I love the human body and am not a fan of the concept of downloading myself to a computer to live in perpetuity. Living has a physical component. I’m much more focused on the opportunity to grow new organs and augment the body, rather than replace the body. Technology can be used for good or evil. There’s nothing intrinsic about it that makes it good or evil; it can be used for both purposes. I view technology as a way to potentially augment, amplify and extend longevity.

Based on how you see the future, what should businesses, government and individuals be doing now in preparation?

We all have unlimited potential. To harness opportunity, we need to change our approach. Don’t get stuck in the short term. We need to bring people together. The paradox is the more we focus on the short term, the more pressure we create versus stepping back and looking ahead at the long term. Use the “Zoom In, Zoom Out” approach. The key is to focus on emerging opportunities.

What is your view on Universal Basic Income?

Generally, I’m a skeptic. There’s certainly a need to help people make the transition to the very different world we are creating but the core risk at stake in programs like UBI is how not to breed complacency and instead how to cultivate a sense of urgency about the need to learn faster and find new ways to earn a living.

What is your view on complexity?

In complex systems, there is no one simple dimension. It’s the world we live in from the vast universe to the smallest microorganism, to society itself. And in a world that is more connected, the complexity of all systems increases, making it more and more challenging to employ reductionist approaches — they blind us to interdependencies that can lead to very unexpected outcomes. We can’t apply simple models — they can become very misleading. I subscribe to the notion of emergence. The one constant is that things are constantly emerging, creating both new challenges and new opportunities. The key is to keep pushing the boundaries.

What motivates and inspires you? What do you see as your legacy?

There is an opportunity for each of us to have more impact if we harness more of our potential. One of the reasons why I was attracted to Silicon Valley was the “change the world” cultural attitude, optimism and focus on opportunities.

I believe we all have unlimited potential, not a fixed potential. Over time your potential will expand. It’s important to stay on the edge and keep venturing beyond our comfort zone so that we can find new ways to grow.

We are at the intersection of technology and human beings. Technology can help us be better as communities and individuals. The key is how we combine the two to achieve much more.
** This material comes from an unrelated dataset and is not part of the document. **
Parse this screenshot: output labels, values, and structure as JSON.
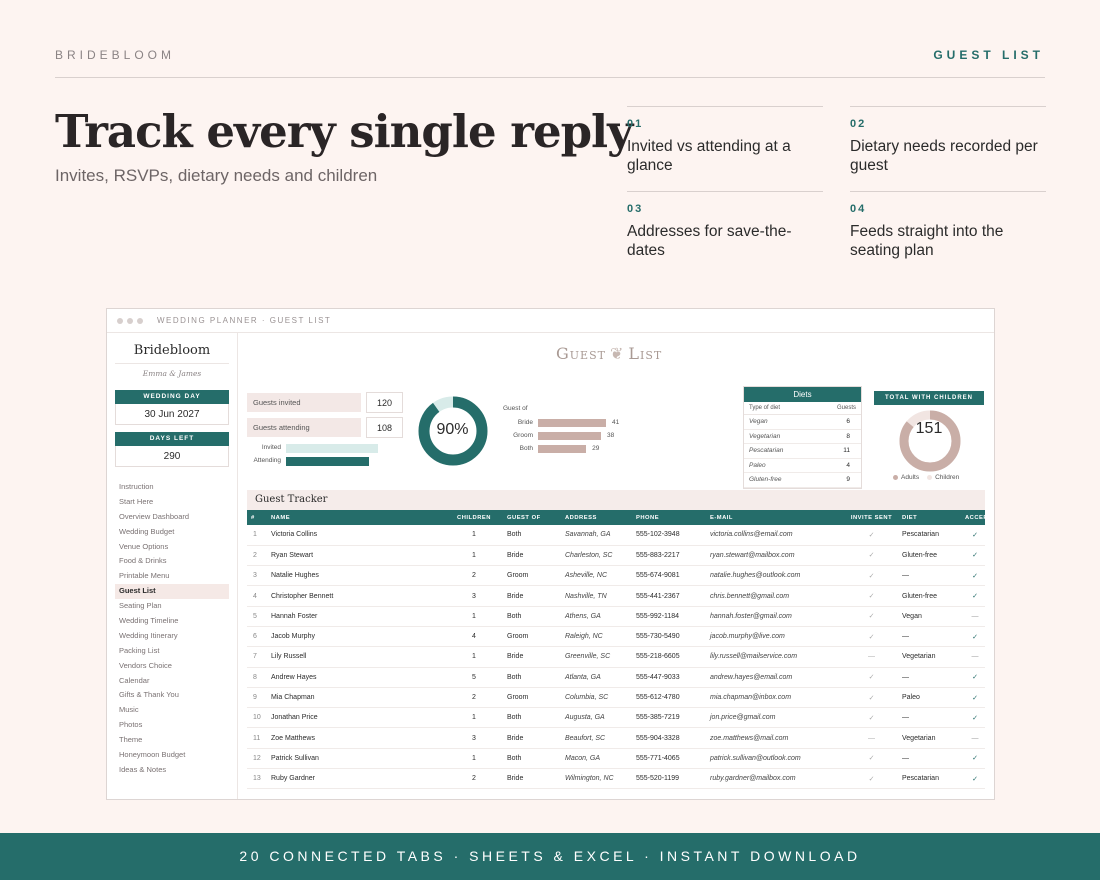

I’m a long-run optimist and short-run pessimist. The opportunity is out there and is achievable. There will certainly be many challenges along the way, so you can’t sit back. I strive to achieve more of my potential by pursuing the next challenge and helping others achieve theirs.

Originally published at on November 5, 2017.